** Recorded information follows **

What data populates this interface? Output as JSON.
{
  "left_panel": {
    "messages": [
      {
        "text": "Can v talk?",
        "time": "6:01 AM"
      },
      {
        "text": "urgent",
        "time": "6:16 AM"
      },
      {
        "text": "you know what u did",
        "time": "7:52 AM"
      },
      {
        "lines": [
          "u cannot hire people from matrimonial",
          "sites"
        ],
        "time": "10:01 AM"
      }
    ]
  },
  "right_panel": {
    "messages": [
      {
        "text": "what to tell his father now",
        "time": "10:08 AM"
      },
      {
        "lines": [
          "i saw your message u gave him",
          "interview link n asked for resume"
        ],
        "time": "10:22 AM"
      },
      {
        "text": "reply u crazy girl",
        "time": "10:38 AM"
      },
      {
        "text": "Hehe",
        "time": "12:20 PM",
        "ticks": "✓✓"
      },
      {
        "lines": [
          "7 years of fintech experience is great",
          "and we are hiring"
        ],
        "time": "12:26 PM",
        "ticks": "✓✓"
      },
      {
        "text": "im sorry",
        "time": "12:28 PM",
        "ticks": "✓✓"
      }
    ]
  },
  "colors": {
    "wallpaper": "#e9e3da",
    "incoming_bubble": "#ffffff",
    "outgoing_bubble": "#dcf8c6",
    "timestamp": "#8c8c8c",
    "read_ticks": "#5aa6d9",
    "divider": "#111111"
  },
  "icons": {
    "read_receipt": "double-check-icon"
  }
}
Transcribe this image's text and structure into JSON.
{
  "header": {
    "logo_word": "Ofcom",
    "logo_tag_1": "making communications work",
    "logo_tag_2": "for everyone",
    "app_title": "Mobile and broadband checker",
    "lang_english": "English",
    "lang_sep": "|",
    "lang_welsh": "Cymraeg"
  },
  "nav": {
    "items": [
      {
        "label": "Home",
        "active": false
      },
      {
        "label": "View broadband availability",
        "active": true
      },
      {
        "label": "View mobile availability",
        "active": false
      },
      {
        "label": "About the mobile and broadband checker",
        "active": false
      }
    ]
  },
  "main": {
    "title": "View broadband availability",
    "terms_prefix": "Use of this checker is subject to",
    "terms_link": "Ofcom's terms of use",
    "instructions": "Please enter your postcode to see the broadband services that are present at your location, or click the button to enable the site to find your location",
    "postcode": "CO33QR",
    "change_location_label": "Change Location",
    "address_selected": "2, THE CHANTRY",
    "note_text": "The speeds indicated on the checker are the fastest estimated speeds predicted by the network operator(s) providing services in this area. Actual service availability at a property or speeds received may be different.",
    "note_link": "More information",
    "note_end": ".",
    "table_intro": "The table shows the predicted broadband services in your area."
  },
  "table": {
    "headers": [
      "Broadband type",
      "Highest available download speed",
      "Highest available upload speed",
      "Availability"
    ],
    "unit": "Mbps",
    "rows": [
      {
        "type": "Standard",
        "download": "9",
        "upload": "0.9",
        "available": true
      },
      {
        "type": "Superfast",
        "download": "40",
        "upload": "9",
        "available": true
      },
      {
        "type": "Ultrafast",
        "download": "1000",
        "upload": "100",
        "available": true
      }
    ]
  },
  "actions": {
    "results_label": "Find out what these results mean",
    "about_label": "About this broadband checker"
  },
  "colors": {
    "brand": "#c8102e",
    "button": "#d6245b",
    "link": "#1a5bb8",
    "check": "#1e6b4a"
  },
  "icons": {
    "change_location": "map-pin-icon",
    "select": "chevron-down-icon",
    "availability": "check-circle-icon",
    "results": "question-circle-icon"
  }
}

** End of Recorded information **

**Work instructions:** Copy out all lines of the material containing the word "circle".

**Result below:**
    "availability": "check-circle-icon",
    "results": "question-circle-icon"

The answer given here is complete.